Transportation.  Chapel Hill developed with a road structure well suited to single family homes spread around a downtown core area.  As the Town grew, it became increasingly clear that this web-like road structure placed capacity constraints on automobile traffic that does not occur in communities with a more grid-like road structure.  Roads such as Estes Drive (North and Extension) that were designed to connect neighborhoods have evolved into cross-town arterials which often lack attention to biking and pedestrian safety and to other alternatives to automobiles.  Additionally, the traffic generated by an ever increasing number of vehicles on these roads is a direct result of incremental approvals of development along these corridors; this increased traffic has generated a variety of traffic bottlenecks.

“Quality Growth” occurs when the constraints of our road structure are recognized and addressed prior to (or certainly concurrent with) new development proposals.  For example, the Town employed this concurrency principle when negotiating the Carolina North Development Agreement.  As Carolina North is built out, the University will be required to make improvements to the existing transportation system.  Applying this principle of concurrency means that at times it is not prudent to proceed with a development proposal due to our inability to make needed changes to our transportation system.  At other times the nature of a development can be altered in consultation with the affected neighborhood interests which understand at a personal level the likely traffic implications of a particular development.

Environmental Impacts.  While a variety of environmental impacts are possible, storm-water run-off is one of the most pressing.  Water quality and creek ecology are dramatically affected when trees are removed and those same areas paved over as part of new developments.  With the percentage of paved areas increasing over the years, storm water is less able to be absorbed into the remaining ground to replenish groundwater supplies.  As a result, urban creeks can become raging torrents of water which both cause erosion and carry sediment into water bodies, compromising both water quality and stream habitat.

“Quality Growth” occurs when the Town pays close attention to storm-water impacts during the concept plan stage before proceeding with a development that could result in unforeseen downstream impacts.  Town storm-water ordinances and Jordan Lake rules must be applied to all new development to avoid costly mistakes.  Greater densities in development pose particular challenges as a certain amount of unpaved land area is needed for storm-water control.  The most aggressive controls should be employed when multiple commercial and apartment development are being considered because of the large number of impervious surfaces they typically employ.  Additionally, a proper storm-water impact study should consider how storm-water is redirected through existing neighborhoods as new developments are introduced into the area.  The cost to mitigate unintended storm-water run-off needs to be included as a cost of implementing the proposed development.


In conclusion, the above five considerations illustrate how we are dedicated to the “Quality Growth” for our area and our Town.  Our interests are long-term; we have purchased homes with the desire to stay here for an extended period of time.  However, we do worry about the short-term perspective so many – but not all — potential developers seem to hold and the reluctance of some developers to engage area residents in helping them plan the use of their property so that the result is both profitable to them and appropriate to the Central West area.  We are ready to engage.

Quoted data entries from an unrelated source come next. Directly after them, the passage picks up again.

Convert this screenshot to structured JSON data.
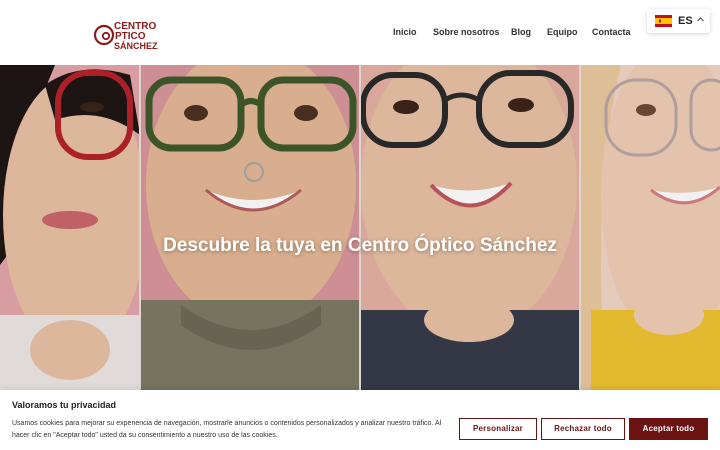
{
  "brand": {
    "logo_line1": "CENTRO",
    "logo_line2": "PTICO",
    "logo_line3": "SÁNCHEZ",
    "logo_color": "#8b1a1a"
  },
  "nav": {
    "items": [
      {
        "label": "Inicio"
      },
      {
        "label": "Sobre nosotros"
      },
      {
        "label": "Blog"
      },
      {
        "label": "Equipo"
      },
      {
        "label": "Contacta"
      }
    ]
  },
  "language": {
    "code": "ES",
    "flag_icon": "spain-flag-icon",
    "chevron_icon": "chevron-up-icon"
  },
  "hero": {
    "title": "Descubre la tuya en Centro Óptico Sánchez",
    "panels": [
      {
        "name": "hero-photo-red-glasses",
        "bg": "#e6a9ae",
        "glasses": "#b4212b"
      },
      {
        "name": "hero-photo-green-glasses",
        "bg": "#d99aa0",
        "glasses": "#3e5a2a"
      },
      {
        "name": "hero-photo-dark-glasses",
        "bg": "#e8b7a8",
        "glasses": "#2a2a2a"
      },
      {
        "name": "hero-photo-clear-glasses",
        "bg": "#f2d8c8",
        "glasses": "#b9a7a6"
      }
    ]
  },
  "cookie_banner": {
    "title": "Valoramos tu privacidad",
    "text": "Usamos cookies para mejorar su experiencia de navegación, mostrarle anuncios o contenidos personalizados y analizar nuestro tráfico. Al hacer clic en \"Aceptar todo\" usted da su consentimiento a nuestro uso de las cookies.",
    "btn_customize": "Personalizar",
    "btn_reject": "Rechazar todo",
    "btn_accept": "Aceptar todo",
    "accent": "#6b1212"
  }
}
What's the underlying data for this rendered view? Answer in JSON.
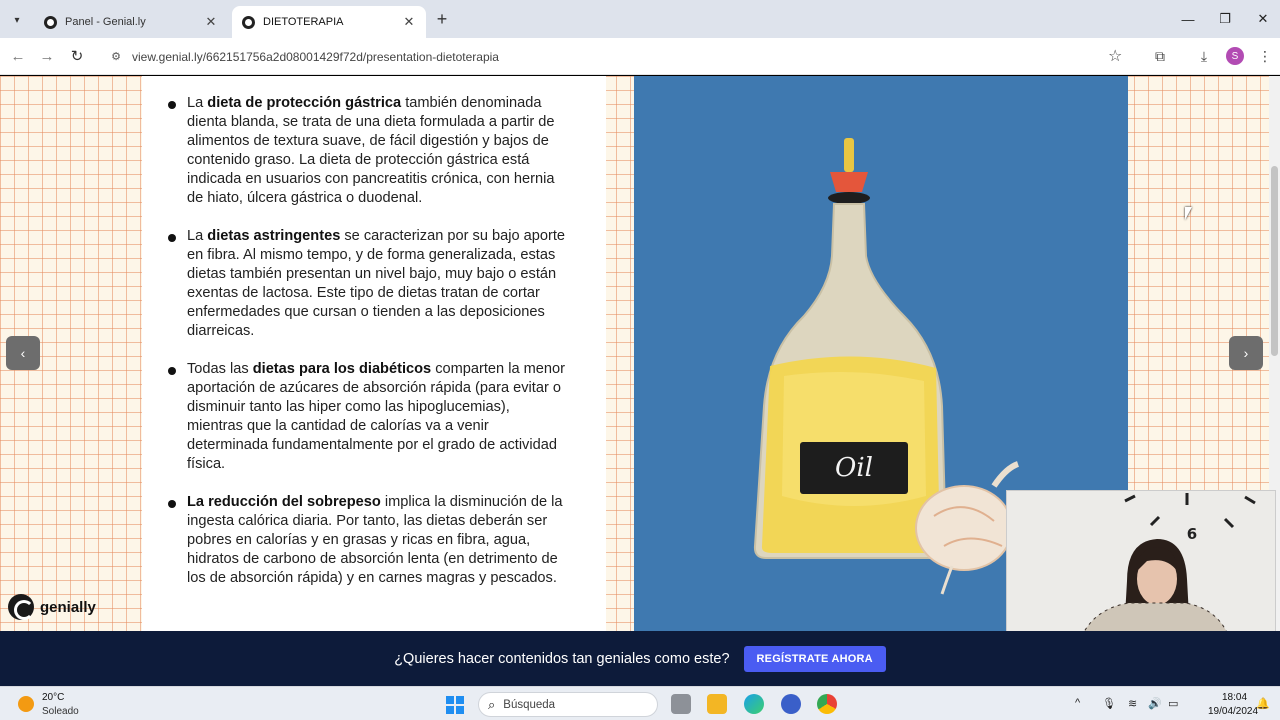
{
  "browser": {
    "tabs": [
      {
        "label": "Panel - Genial.ly",
        "active": false
      },
      {
        "label": "DIETOTERAPIA",
        "active": true
      }
    ],
    "url": "view.genial.ly/662151756a2d08001429f72d/presentation-dietoterapia",
    "profile_initial": "S"
  },
  "slide": {
    "bullets": [
      {
        "lead": "La ",
        "bold": "dieta de protección gástrica",
        "rest": " también denominada dienta blanda, se trata de una dieta formulada a partir de alimentos de textura suave, de fácil digestión y bajos de contenido graso. La dieta de protección gástrica está indicada en usuarios con pancreatitis crónica, con hernia de hiato, úlcera gástrica o duodenal."
      },
      {
        "lead": "La ",
        "bold": "dietas astringentes",
        "rest": " se caracterizan por su bajo aporte en fibra. Al mismo tempo, y de forma generalizada, estas dietas también presentan un nivel bajo, muy bajo o están exentas de lactosa. Este tipo de dietas tratan de cortar enfermedades que cursan o tienden a las deposiciones diarreicas."
      },
      {
        "lead": "Todas las ",
        "bold": "dietas para los diabéticos",
        "rest": " comparten la menor aportación de azúcares de absorción rápida (para evitar o disminuir tanto las hiper como las hipoglucemias), mientras que la cantidad de calorías va a venir determinada fundamentalmente por el grado de actividad física."
      },
      {
        "lead": "",
        "bold": "La reducción del sobrepeso",
        "rest": " implica la disminución de la ingesta calórica diaria. Por tanto, las dietas deberán ser pobres en calorías y en grasas y ricas en fibra, agua, hidratos de carbono de absorción lenta (en detrimento de los de absorción rápida) y en carnes magras y pescados."
      }
    ],
    "bottle_label": "Oil",
    "brand": "genially",
    "clock_number": "6"
  },
  "promo": {
    "text": "¿Quieres hacer contenidos tan geniales como este?",
    "button": "REGÍSTRATE AHORA"
  },
  "taskbar": {
    "weather_temp": "20°C",
    "weather_desc": "Soleado",
    "search_placeholder": "Búsqueda",
    "time": "18:04",
    "date": "19/04/2024"
  },
  "colors": {
    "slide_grid": "#e68c5f",
    "image_bg": "#3f79b0",
    "promo_bg": "#0d1b3a",
    "promo_button": "#4a5cf2"
  }
}
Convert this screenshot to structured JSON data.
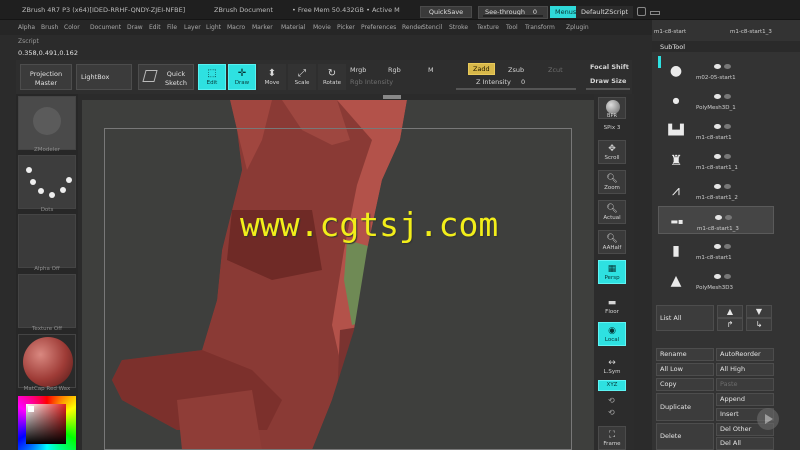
{
  "window": {
    "title": "ZBrush 4R7 P3 (x64)[IDED-RRHF-QNDY-ZJEI-NFBE]",
    "document": "ZBrush Document",
    "mem": "• Free Mem 50.432GB • Active M",
    "quicksave": "QuickSave",
    "see_through_label": "See-through",
    "see_through_value": "0",
    "menus": "Menus",
    "default_zscript": "DefaultZScript"
  },
  "menubar": [
    "Alpha",
    "Brush",
    "Color",
    "Document",
    "Draw",
    "Edit",
    "File",
    "Layer",
    "Light",
    "Macro",
    "Marker",
    "Material",
    "Movie",
    "Picker",
    "Preferences",
    "Render",
    "Stencil",
    "Stroke",
    "Texture",
    "Tool",
    "Transform",
    "Zplugin"
  ],
  "zscript_label": "Zscript",
  "coords": "0.358,0.491,0.162",
  "shelf": {
    "projection_master": "Projection Master",
    "lightbox": "LightBox",
    "quick_sketch": "Quick Sketch",
    "edit": "Edit",
    "draw": "Draw",
    "move": "Move",
    "scale": "Scale",
    "rotate": "Rotate",
    "mrgb": "Mrgb",
    "rgb": "Rgb",
    "m": "M",
    "rgb_intensity": "Rgb Intensity",
    "zadd": "Zadd",
    "zsub": "Zsub",
    "zcut": "Zcut",
    "z_intensity_label": "Z Intensity",
    "z_intensity_value": "0",
    "focal_shift": "Focal Shift",
    "draw_size": "Draw Size"
  },
  "left_tray": {
    "brush": "ZModeler",
    "stroke": "Dots",
    "alpha": "Alpha Off",
    "texture": "Texture Off",
    "material": "MatCap Red Wax"
  },
  "right_tools": {
    "bpr": "BPR",
    "spix_label": "SPix",
    "spix_value": "3",
    "scroll": "Scroll",
    "zoom": "Zoom",
    "actual": "Actual",
    "aahalf": "AAHalf",
    "persp": "Persp",
    "floor": "Floor",
    "local": "Local",
    "lsym": "L.Sym",
    "xyz": "XYZ",
    "frame": "Frame"
  },
  "subtool": {
    "header": "SubTool",
    "top_items": [
      "m1-c8-start",
      "m1-c8-start1_3"
    ],
    "items": [
      {
        "name": "m02-05-start1",
        "icon": "head-icon"
      },
      {
        "name": "PolyMesh3D_1",
        "icon": "sphere-icon"
      },
      {
        "name": "m1-c8-start1",
        "icon": "hands-icon"
      },
      {
        "name": "m1-c8-start1_1",
        "icon": "torso-icon"
      },
      {
        "name": "m1-c8-start1_2",
        "icon": "legs-icon"
      },
      {
        "name": "m1-c8-start1_3",
        "icon": "arm-icon"
      },
      {
        "name": "m1-c8-start1",
        "icon": "leg-icon"
      },
      {
        "name": "PolyMesh3D3",
        "icon": "bust-icon"
      }
    ],
    "list_all": "List All",
    "rename": "Rename",
    "auto_reorder": "AutoReorder",
    "all_low": "All Low",
    "all_high": "All High",
    "copy": "Copy",
    "paste": "Paste",
    "duplicate": "Duplicate",
    "append": "Append",
    "insert": "Insert",
    "delete": "Delete",
    "del_other": "Del Other",
    "del_all": "Del All"
  },
  "watermark": "www.cgtsj.com",
  "colors": {
    "accent": "#2ee1e1",
    "zadd": "#d8b84a",
    "model": "#8a3a35",
    "watermark": "#f2ee1a"
  }
}
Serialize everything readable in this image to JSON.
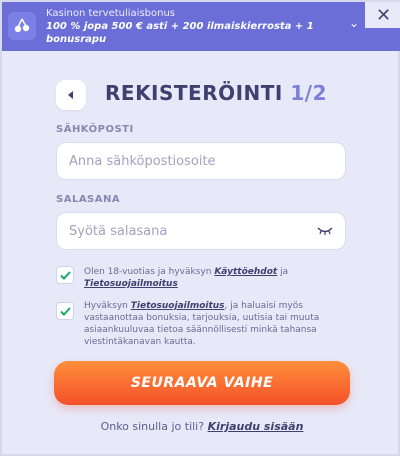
{
  "banner": {
    "title": "Kasinon tervetuliaisbonus",
    "offer": "100 % jopa 500 € asti + 200 ilmaiskierrosta + 1 bonusrapu",
    "icon": "cherry-icon",
    "chevron": "⌄",
    "close": "✕"
  },
  "header": {
    "back_icon": "back-arrow-icon",
    "title": "REKISTERÖINTI",
    "step": "1/2"
  },
  "email": {
    "label": "SÄHKÖPOSTI",
    "placeholder": "Anna sähköpostiosoite"
  },
  "password": {
    "label": "SALASANA",
    "placeholder": "Syötä salasana",
    "visibility_icon": "eye-closed-icon"
  },
  "consents": [
    {
      "prefix": "Olen 18-vuotias ja hyväksyn ",
      "link1": "Käyttöehdot",
      "mid": " ja ",
      "link2": "Tietosuojailmoitus",
      "checked": true
    },
    {
      "prefix": "Hyväksyn ",
      "link": "Tietosuojailmoitus",
      "suffix": ", ja haluaisi myös vastaanottaa bonuksia, tarjouksia, uutisia tai muuta asiaankuuluvaa tietoa säännöllisesti minkä tahansa viestintäkanavan kautta.",
      "checked": true
    }
  ],
  "cta": {
    "label": "SEURAAVA VAIHE"
  },
  "login": {
    "prompt": "Onko sinulla jo tili?",
    "link": "Kirjaudu sisään"
  },
  "colors": {
    "banner": "#6b6ed6",
    "accent_orange": "#f4512a",
    "text_dark": "#3f4070",
    "check_green": "#1aa868"
  }
}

So with this perspective, we look forward to participating in the impending study to produce the Central West Small Area Plan.  We invite any resident – homeowner or renter – to join us to work within the framework of the five considerations which support our vision of “Quality Growth.”  Making these considerations central to the Town’s small area planning may increase the effort a potential developer needs to gain approval for a proposed development, but in the long run following these principles will help ensure  that “Quality Growth” is achieved and reflected in the neighborhoods and that the Town can augment its tax base.